If you go

What: State Regulation of Public Utilities Review Committee Energy Advisory Council

Where: Room 110, Blatt Building on the Statehouse grounds.

When: 9:30 a.m. Wednesday

To see the draft report go to: The statehouse website

The public will get a chance Wednesday to weigh in on possible changes in electric utility regulations that could turn South Carolina from a cellar-dweller to a leader in production of solar power.

The state's Energy Advisory Council wants public input on a draft report that says the state is "poised on the edge of a sea change" to allow individuals and businesses to generate their own electricity and sell what they don't use back to the power companies."

Solar energy is expected to be the biggest source of this so-called "distributed generation" of energy. The state, however, currently has among the most restrictive laws in the nation on its use.

The state also restricts what's called "third party leasing." That would allow a company to lease solar panels and generation equipment to a homeowner or business. The company would be paid through sale of the of the excess solar electricity to the electric utility company. Leasing is seen as one way to make installation of currently expensive solar equipment affordable for far more people. Such systems can cost upwards of $20,000.

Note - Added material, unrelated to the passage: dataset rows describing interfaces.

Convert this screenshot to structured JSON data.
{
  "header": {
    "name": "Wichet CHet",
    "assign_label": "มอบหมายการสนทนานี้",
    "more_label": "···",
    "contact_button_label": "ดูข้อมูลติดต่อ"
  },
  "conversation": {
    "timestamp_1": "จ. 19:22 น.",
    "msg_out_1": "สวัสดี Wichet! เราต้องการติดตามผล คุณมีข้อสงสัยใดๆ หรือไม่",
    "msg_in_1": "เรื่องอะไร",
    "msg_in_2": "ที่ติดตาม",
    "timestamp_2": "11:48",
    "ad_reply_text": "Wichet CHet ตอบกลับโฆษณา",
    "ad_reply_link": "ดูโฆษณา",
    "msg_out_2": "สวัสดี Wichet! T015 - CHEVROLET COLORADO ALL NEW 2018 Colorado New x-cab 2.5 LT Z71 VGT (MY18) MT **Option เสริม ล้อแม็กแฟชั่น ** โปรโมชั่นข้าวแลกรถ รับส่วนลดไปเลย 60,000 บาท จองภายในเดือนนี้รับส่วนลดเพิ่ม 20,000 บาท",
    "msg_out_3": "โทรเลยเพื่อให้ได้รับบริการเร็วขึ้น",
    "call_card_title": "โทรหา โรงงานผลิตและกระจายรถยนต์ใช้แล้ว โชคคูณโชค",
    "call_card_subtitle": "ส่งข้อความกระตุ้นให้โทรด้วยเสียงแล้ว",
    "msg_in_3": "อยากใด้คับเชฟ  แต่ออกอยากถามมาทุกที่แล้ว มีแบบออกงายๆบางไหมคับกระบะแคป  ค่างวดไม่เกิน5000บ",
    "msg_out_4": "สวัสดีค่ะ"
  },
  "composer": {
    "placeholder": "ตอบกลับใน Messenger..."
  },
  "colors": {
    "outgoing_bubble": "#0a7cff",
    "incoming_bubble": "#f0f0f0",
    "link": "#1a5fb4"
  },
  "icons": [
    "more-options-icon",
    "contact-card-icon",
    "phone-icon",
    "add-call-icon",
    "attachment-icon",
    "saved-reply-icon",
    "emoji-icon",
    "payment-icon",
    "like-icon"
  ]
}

The draft report notes that solar energy panels rapidly are getting more affordable. As a result, the report says,the state should prepare for a future electricity grid that won't rely solely on single producers but will be "a different system that will be significantly more dynamic and versatile than today's system."

The report points out that state policy makers and electric utilities have little choice but to recognize that this shift is occurring. They "must likewise evolve to reflect a more technologically advanced and flexible environment," the report says. "It will be best to ride the crest of the distributed generation wave in a proactive rather than reactive way."

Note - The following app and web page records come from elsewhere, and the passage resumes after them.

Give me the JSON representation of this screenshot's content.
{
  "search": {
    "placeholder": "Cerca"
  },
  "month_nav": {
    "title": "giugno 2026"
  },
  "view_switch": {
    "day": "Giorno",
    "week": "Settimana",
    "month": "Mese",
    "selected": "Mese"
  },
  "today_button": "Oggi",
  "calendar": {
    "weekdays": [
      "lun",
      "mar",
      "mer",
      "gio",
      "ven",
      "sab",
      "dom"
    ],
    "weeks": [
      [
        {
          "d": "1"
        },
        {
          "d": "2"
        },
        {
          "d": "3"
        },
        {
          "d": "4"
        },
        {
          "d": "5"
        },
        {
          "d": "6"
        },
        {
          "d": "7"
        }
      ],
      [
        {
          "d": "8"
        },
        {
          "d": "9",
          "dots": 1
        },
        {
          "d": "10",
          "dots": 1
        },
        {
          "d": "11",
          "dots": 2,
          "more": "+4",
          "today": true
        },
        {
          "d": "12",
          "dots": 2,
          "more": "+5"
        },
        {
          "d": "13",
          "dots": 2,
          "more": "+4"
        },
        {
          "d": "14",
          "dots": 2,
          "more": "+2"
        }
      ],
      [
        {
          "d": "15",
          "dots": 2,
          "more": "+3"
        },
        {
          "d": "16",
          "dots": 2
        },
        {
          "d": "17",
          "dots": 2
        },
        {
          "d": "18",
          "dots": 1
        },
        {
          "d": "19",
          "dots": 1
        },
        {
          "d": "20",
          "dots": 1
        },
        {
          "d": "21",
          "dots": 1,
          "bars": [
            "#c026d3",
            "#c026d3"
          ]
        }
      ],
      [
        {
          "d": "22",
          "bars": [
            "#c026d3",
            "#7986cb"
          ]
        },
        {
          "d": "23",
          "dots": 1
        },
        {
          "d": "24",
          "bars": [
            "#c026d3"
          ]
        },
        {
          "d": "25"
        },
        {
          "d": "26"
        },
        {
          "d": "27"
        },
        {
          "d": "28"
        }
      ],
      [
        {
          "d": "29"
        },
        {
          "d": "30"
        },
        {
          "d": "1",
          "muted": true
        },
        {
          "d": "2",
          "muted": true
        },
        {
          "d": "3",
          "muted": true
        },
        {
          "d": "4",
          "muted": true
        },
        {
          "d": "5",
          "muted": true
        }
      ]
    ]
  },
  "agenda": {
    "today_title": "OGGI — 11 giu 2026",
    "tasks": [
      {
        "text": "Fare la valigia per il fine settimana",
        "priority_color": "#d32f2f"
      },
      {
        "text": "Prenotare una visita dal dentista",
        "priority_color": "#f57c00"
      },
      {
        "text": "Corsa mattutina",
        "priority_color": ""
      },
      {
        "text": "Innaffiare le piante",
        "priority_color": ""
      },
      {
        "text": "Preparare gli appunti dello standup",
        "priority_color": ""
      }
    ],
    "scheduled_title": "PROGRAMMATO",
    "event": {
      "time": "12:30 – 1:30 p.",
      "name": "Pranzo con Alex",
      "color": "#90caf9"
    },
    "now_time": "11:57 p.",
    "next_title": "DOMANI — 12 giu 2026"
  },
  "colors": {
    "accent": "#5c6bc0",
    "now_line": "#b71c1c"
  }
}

Blan Holman, managing attorney for the Charleston office of the Southern Environmental Law Center, said "solar power is generating huge interest in South Carolina and the Energy Advisory Council's final report will shed important light on this very hot topic.

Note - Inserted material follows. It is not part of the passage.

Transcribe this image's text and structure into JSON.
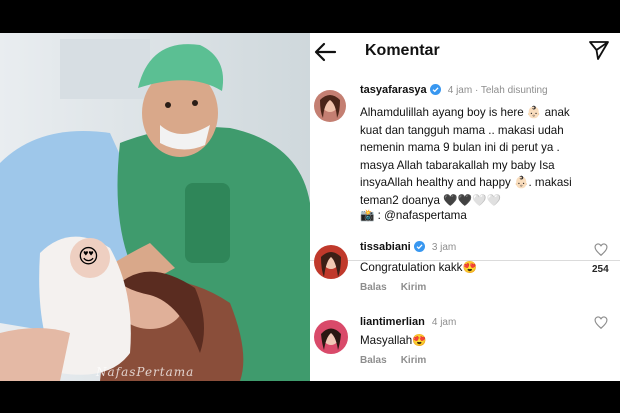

The environmental law center is working with the Coastal Conservation League to push the state to enact friendlier solar laws,

Many state legislators have said they are waiting to see the final report before making up their minds about changing laws to make it easier for solar power in the state.

The Environmental Law Center Holman said in a press release that solar use has exploded around the US, with a 76 percent market jump last year. Southeast states trail far behind the nation's solar leaders and South Carolina is the second lowest performing state in the region," the Center says.

North Carolina is an exception; it has relaxed laws to allow more solar power production and now is a national leader in solar electricity production.

Two of the state's utilities, Santee Cooper and South Carolina Electricity and Gas, have taken tentative steps into the solar energy production arena. But major expansion of solar likely won't be in the cards unless the state permits some form of solar leasing.

The final report is intended to provide regulators and legislators with the information they need to understand the issues and know what's at stake.

The Legislature is expected to address the issues during its session next year.

"Sun power can be an economic engine for South Carolina if we remove the roadblocks that have kept us behind," Holman said.